The rise in traffic on the M1 and A1 has led to calls for an eastern motorway that would perhaps bypass Lincoln, come over the Humber Bridge and move on to the A19 and to Tyneside. This has come against the environmental and political argument against building more roads, although this itself is subject to the ebb and flow of congestion versus environment. It seems that eastern Lincolnshire, like northern Norfolk, is to be excluded from having decent roads.

So now the still lack of legitimacy in the south and the absence of an intention of unity leaves the bridge operating but without a clear function. It links itself to bypassing dual carriageways but is not really part of the national road system. It divides as much as it unites, rather like the ferry did. The debt mounted but was made more manageable with the new Labour government, but it continues. Traffic levels have risen as all traffic has risen, but the road is under-used.

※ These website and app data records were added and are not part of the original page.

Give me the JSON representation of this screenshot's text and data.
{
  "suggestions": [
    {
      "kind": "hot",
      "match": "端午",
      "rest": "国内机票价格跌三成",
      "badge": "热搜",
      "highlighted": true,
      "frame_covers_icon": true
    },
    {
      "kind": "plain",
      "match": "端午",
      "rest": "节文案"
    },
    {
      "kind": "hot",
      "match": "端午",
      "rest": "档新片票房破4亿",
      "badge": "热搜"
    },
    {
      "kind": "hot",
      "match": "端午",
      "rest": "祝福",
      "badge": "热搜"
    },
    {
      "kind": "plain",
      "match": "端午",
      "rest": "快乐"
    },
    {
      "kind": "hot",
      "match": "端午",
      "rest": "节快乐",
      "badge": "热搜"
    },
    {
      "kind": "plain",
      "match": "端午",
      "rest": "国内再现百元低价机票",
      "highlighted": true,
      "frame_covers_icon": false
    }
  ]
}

The moment that tolls are removed the bridge will be transformed. It will be part of the national road network because it is a fast road alternative (it would create a need for a better road from the current dreadful Roman road from the M180 to Lincoln). The south bank will become a residential suburb of Hull as well as Scunthorpe and Grimsby, and development would take place between both banks. House prices will rise, ordinary prices (like petrol) will fall. Employment levels and the quality of employment in the south will rise. If the A46 to Lincoln is dualled and the A15 was also so transformed, there could be instant relief to the north-south congestion for some journeys, and Hull would certainly benefit as in mileage terms the journey via Lincoln's bypass south to London is shorter than swinging out west via the M62 and entering the north-south congestion early. This is even more the case with the M180 in the south, where the A15 provides a shorter and quicker route south but is woefully inadequate.

There is about an hour's difference in travelling to Heathrow Airport via Lincoln than on the M1 from New Holland. Journeys that even go slow on the A15 south of the M180 (often down to 40 mph with lorries on an undulating if straight narrow road) and then on the A46 travel have shorter journey times than traffic going via the M180's western limit and travelling to nearly the outskirts of Sheffield before going properly south. There is no justification on petrol or time going from the M180 and M18 down the A1.

Yet instead of this potential use of the bridge facility for north-south traffic, the trend is opposite, for example the movement of the University of Lincolnshire and Humberside to become simply the University of Lincoln. The stress is on east-west again, with this area often referred to as South Humber ("Humberside" being a dirty word with its emotional baggage), where economic units stretch between North Lincolnshire and North East Lincolnshire local authorities. The result is that the bridge is isolated, and no politician cares about it, unlike in 1966, and it becomes the price paid for having moved into cheaper housing if travelling to the north bank is carried out by locals.

North, J. A History of the Humber Crossing in Ellis, S. R., Crowther, D. R. (1990), Humber Perspectives, Hull University Press, 406-421.